====== Records provided

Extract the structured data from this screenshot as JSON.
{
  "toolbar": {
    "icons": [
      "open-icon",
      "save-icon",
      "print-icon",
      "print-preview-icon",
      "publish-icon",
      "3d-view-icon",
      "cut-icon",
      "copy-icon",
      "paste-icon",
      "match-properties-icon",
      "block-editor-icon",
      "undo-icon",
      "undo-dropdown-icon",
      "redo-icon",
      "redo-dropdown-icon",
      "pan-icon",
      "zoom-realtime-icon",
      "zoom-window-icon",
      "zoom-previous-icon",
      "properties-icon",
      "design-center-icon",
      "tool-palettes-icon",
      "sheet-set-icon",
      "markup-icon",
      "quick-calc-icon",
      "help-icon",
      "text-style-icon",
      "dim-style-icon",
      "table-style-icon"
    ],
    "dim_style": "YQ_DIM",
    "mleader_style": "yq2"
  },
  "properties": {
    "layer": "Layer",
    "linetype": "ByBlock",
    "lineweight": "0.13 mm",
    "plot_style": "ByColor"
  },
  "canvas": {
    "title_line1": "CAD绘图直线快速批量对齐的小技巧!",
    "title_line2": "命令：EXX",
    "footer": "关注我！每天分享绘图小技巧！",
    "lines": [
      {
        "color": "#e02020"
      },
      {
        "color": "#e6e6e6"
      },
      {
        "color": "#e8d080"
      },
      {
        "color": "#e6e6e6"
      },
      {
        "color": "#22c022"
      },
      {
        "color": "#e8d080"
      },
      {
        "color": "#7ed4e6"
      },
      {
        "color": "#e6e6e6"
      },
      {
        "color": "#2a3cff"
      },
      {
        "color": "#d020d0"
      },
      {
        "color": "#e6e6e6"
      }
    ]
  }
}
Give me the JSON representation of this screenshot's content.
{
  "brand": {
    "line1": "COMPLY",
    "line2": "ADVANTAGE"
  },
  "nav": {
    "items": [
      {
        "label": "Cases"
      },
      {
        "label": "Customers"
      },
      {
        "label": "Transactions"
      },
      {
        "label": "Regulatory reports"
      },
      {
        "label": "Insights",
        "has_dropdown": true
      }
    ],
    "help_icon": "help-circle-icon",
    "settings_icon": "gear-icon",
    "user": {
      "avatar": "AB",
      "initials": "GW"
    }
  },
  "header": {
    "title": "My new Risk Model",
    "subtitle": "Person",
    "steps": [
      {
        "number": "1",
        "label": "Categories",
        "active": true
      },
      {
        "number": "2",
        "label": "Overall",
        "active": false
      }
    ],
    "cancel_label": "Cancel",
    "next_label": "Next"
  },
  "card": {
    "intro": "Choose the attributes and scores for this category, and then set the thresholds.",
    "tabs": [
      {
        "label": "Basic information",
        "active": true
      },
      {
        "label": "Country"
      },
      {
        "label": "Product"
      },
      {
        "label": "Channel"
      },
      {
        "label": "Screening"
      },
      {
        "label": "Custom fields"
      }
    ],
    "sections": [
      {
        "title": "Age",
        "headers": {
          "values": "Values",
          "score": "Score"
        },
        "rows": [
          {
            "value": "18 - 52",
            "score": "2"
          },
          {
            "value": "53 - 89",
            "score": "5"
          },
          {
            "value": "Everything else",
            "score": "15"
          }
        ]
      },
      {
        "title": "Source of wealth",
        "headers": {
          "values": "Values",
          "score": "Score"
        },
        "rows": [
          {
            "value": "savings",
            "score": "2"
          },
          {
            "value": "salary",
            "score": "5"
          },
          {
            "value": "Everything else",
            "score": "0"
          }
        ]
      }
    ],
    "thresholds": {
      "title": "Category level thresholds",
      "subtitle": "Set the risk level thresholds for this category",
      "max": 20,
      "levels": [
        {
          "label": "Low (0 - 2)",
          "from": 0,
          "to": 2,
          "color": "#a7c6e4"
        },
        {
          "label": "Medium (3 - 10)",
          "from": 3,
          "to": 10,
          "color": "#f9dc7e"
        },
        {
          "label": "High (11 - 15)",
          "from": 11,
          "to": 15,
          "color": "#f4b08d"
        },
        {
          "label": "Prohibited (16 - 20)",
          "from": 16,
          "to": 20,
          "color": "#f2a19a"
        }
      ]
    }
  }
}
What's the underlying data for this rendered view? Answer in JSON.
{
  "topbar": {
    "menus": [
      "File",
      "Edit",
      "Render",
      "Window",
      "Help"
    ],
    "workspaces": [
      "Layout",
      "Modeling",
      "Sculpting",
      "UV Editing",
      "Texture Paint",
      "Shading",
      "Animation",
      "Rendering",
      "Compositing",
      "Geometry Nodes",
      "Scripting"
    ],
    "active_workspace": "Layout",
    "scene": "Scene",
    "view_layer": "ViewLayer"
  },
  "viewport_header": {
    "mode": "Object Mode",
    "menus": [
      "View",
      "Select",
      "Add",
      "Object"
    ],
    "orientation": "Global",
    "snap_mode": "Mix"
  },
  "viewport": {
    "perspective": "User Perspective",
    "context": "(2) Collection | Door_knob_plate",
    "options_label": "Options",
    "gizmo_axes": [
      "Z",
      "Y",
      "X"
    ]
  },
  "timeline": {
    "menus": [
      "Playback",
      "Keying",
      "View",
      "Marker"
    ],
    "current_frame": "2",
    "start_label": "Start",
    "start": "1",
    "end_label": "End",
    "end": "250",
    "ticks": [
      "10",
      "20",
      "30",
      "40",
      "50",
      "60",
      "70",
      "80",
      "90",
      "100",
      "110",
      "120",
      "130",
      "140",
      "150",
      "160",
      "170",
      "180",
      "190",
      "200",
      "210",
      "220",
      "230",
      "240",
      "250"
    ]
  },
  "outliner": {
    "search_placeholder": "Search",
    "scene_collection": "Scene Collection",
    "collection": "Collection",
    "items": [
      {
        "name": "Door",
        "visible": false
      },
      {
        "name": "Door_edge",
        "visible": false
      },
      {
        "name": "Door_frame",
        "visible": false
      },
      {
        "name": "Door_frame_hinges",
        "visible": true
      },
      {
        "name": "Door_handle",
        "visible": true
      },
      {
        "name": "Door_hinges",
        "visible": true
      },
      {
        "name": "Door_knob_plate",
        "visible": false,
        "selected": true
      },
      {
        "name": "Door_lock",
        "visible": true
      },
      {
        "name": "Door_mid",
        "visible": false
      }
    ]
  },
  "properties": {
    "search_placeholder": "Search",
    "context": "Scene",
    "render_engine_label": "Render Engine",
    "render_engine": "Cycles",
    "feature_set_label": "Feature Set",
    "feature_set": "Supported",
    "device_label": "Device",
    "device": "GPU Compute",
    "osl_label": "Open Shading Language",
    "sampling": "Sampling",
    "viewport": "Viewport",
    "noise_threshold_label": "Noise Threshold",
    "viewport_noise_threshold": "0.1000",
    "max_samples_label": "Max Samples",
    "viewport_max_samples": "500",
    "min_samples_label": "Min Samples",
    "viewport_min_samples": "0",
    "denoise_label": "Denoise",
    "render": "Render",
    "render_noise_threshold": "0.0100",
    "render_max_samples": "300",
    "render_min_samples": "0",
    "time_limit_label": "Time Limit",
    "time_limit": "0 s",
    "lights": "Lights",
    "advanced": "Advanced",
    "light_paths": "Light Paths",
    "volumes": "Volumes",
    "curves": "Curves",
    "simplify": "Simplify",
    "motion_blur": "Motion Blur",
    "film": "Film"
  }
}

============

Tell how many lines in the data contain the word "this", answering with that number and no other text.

5